Did you catch the Fisker Karma debut earlier this week? If not, you weren’t alone. This hybrid electric vehicle has gone on sale, but the truth is out: the supposedly Eco-friendly Fisker Karma gets worse gas mileage than an SUV. At least that is the contention of Forbes magazine and some other critics.
This is a vehicle that was supposed to demonstrate that sport sedan drivers can have their cake and eat it too, by enjoying a robust road performer that squeezes out more miles to the gallon than the Toyota Prius, Honda Insight and other traditional hybrid cars. Instead, we have here a car that gets an equivalent 52 empg when operating in electric-only mode according to the EPA. That mode lasts just 32 miles, thus when the electric motor runs out of juice, the 2.0-liter inline four cylinder engine kicks in and gets just 20 empg.
The Karmas gas-only number is lower than the 21 mpg a 2012 GMC Yukon gets when equipped with a 5.-3-liter V-8 gasoline engine paired with a 6-speed automatic transmission and offered in rear-wheel-drive. Smaller SUVs get even better gas mileage and virtually every gas powered luxury sedan, the type of vehicles Fisker is targeting, achieve at least 25 mpg on the highway. The Karma retails from approximately $97,000.
Disappointing fuel ratings isnt the only controversy shrouding the Fisker Karmas debut. ABC News reports that Fisker Automotive was given a $529 million loan guarantee by the Obama administration, with Vice-President Joe Biden remarking at the time that thousands of American jobs would result from such support. Instead, Fisker has outsourced production of its vehicle to Finland, keeping much more limited engineering and design work in the U.S. Valmet Automotive, the company producing the Fisker Karma, has hired 500 Finns to build the luxury sedan.
When reached by ABC News for a comment, CEO Henrik Fisker said that there was no contract manufacturer in the U.S. that could handle building the Karma, thus the outsourcing of jobs overseas with the Obama administration signing off on the deal. Fisker claims that the money received from the federal government has not been used to support manufacturing in Finland, with the company using other funds instead for that purpose. Still, there are very few much needed jobs that have been created following the federal governments investment in Fisker.

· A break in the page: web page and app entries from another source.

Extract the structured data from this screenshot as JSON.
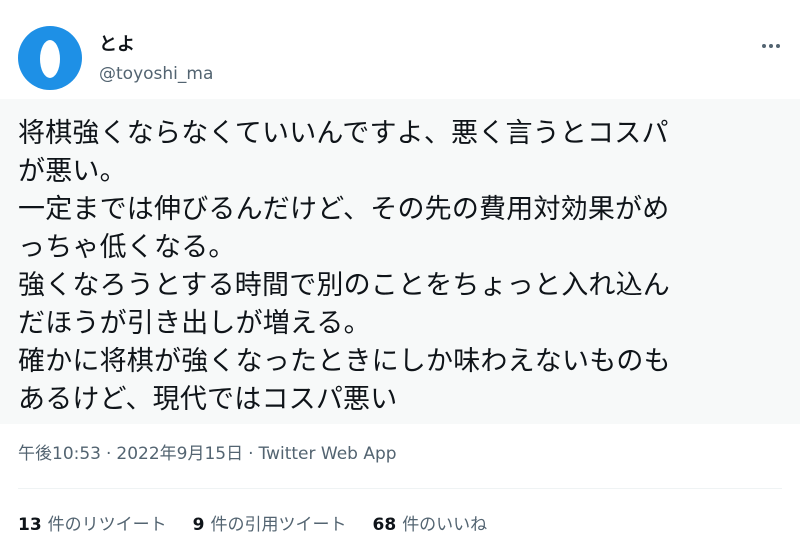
{
  "author": {
    "display_name": "とよ",
    "handle": "@toyoshi_ma",
    "avatar_color": "#1e90e6"
  },
  "tweet": {
    "text": "将棋強くならなくていいんですよ、悪く言うとコスパ\nが悪い。\n一定までは伸びるんだけど、その先の費用対効果がめ\nっちゃ低くなる。\n強くなろうとする時間で別のことをちょっと入れ込ん\nだほうが引き出しが増える。\n確かに将棋が強くなったときにしか味わえないものも\nあるけど、現代ではコスパ悪い",
    "time": "午後10:53",
    "date": "2022年9月15日",
    "source": "Twitter Web App",
    "separator": "·"
  },
  "stats": {
    "retweets_count": "13",
    "retweets_label": "件のリツイート",
    "quotes_count": "9",
    "quotes_label": "件の引用ツイート",
    "likes_count": "68",
    "likes_label": "件のいいね"
  },
  "icons": {
    "more": "more-horizontal-icon"
  },
  "colors": {
    "text": "#0f1419",
    "secondary": "#536471",
    "highlight_bg": "#f7f9f9"
  }
}
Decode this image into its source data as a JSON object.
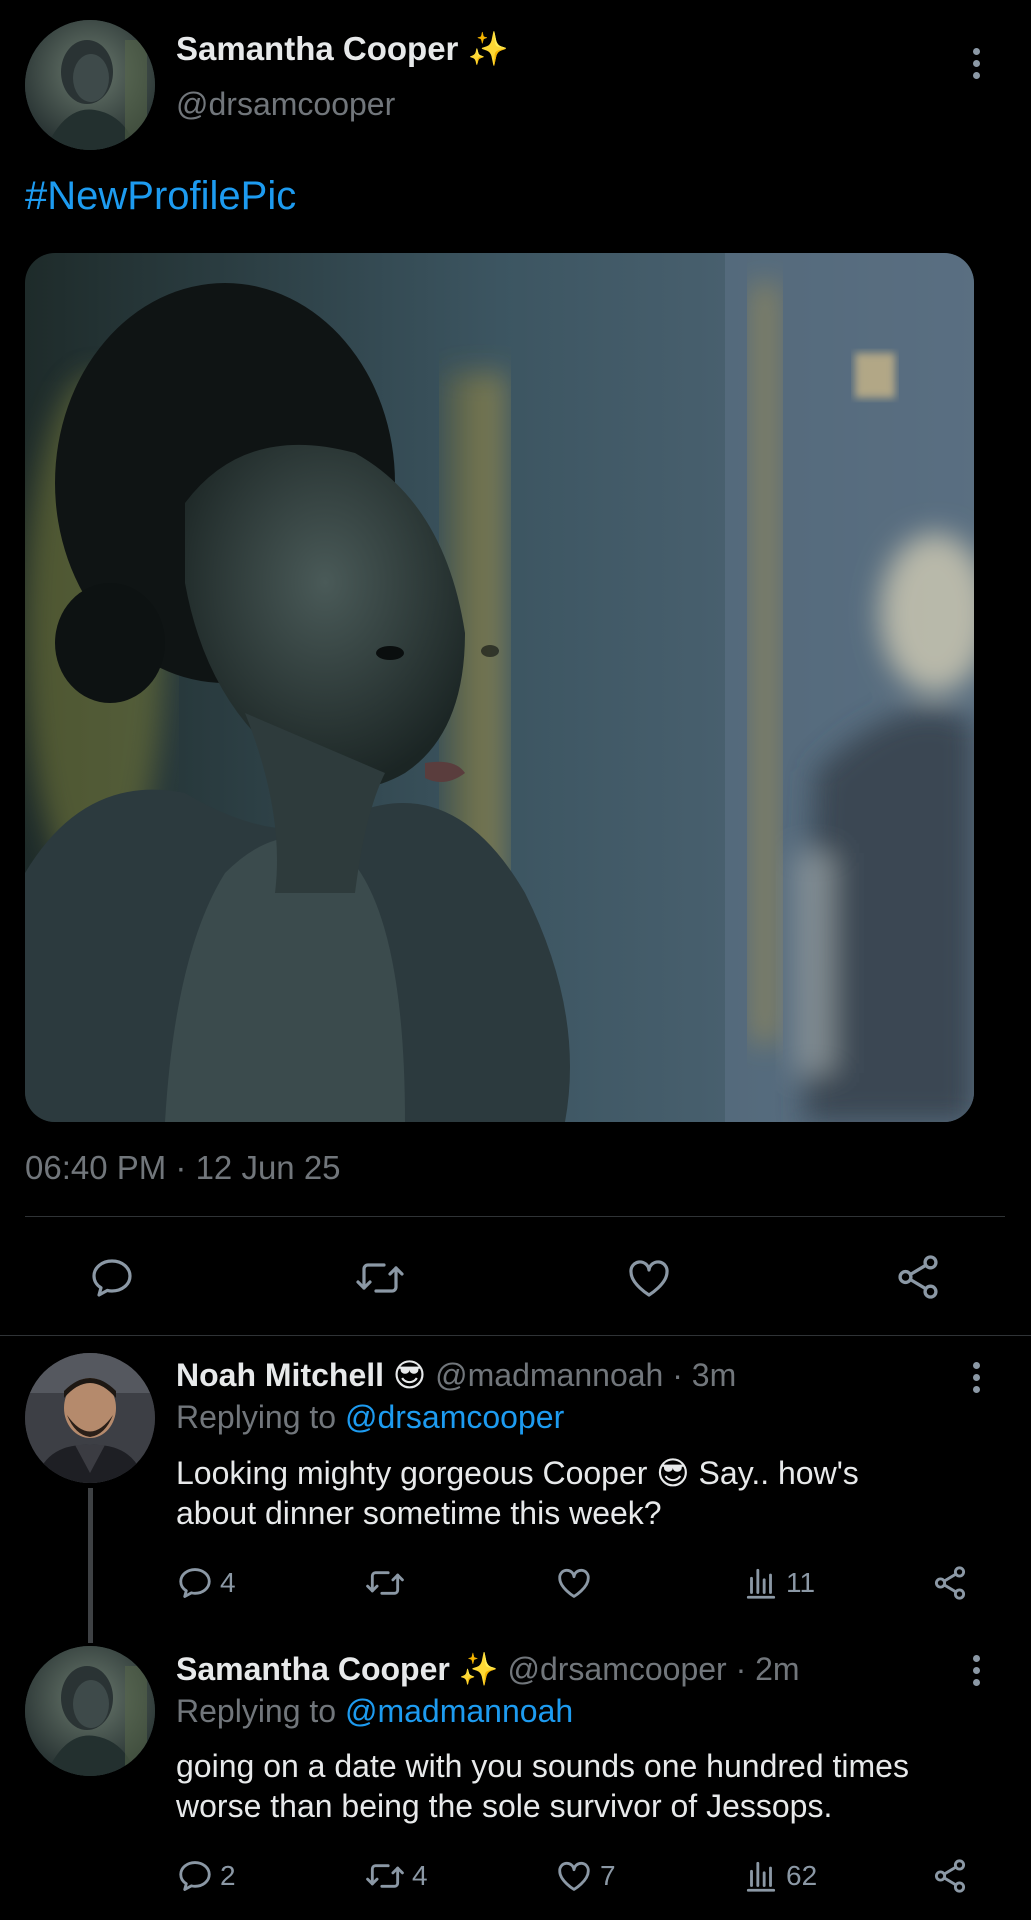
{
  "main_tweet": {
    "author_name": "Samantha Cooper",
    "author_emoji": "✨",
    "handle": "@drsamcooper",
    "hashtag": "#NewProfilePic",
    "timestamp": "06:40 PM · 12 Jun 25"
  },
  "replies": [
    {
      "author_name": "Noah Mitchell",
      "author_emoji": "😎",
      "handle_time": "@madmannoah · 3m",
      "replying_prefix": "Replying to ",
      "replying_to": "@drsamcooper",
      "text_line1": "Looking mighty gorgeous Cooper 😎 Say.. how's",
      "text_line2": "about dinner sometime this week?",
      "reply_count": "4",
      "retweet_count": "",
      "like_count": "",
      "view_count": "11"
    },
    {
      "author_name": "Samantha Cooper",
      "author_emoji": "✨",
      "handle_time": "@drsamcooper · 2m",
      "replying_prefix": "Replying to ",
      "replying_to": "@madmannoah",
      "text_line1": "going on a date with you sounds one hundred times",
      "text_line2": "worse than being the sole survivor of Jessops.",
      "reply_count": "2",
      "retweet_count": "4",
      "like_count": "7",
      "view_count": "62"
    }
  ],
  "colors": {
    "background": "#000000",
    "text": "#e7e9ea",
    "muted": "#71767b",
    "link": "#1d9bf0",
    "divider": "#2f3336"
  },
  "icons": [
    "more-icon",
    "reply-icon",
    "retweet-icon",
    "like-icon",
    "share-icon",
    "views-icon"
  ]
}
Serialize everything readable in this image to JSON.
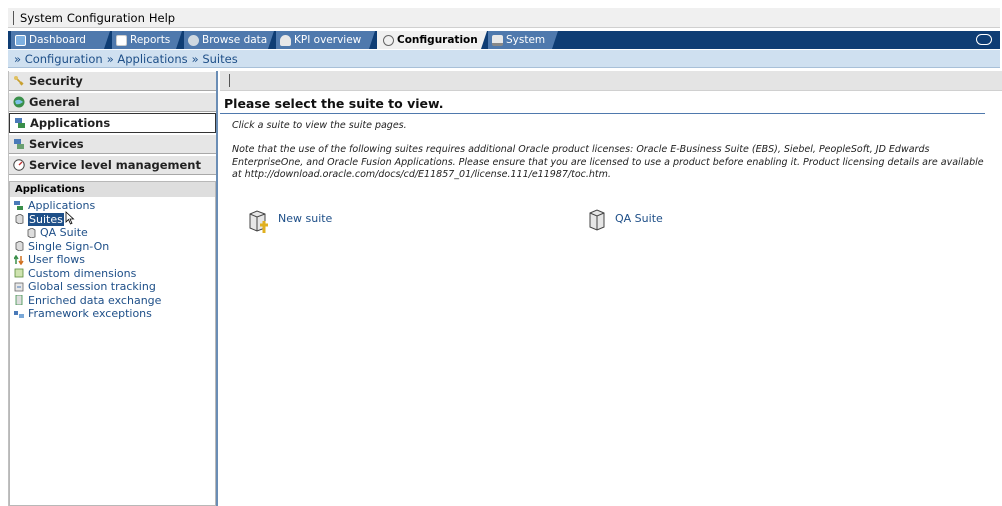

The company states that it has secured $600 million in private financing and is distancing itself from comparison to Solyndra, the bankrupt energy company that received a $535 billion loan guarantee from the Obama administration. Fisker himself noted that Solyndra chose a pricey California address for its manufacturing base, a poor choice where any company would “obviously fail.”
The Fisker Karma arrived to the market about one year late. Just 40 cars have been produced, with two sold in the United States thus far. Henrik Fisker and Bernhard Koehler founded the company in 2005, intending to battle the BMW 6 Series and Mercedes-Benz SL-Class, among other high-end luxury models.
Photo: Fisker Automotive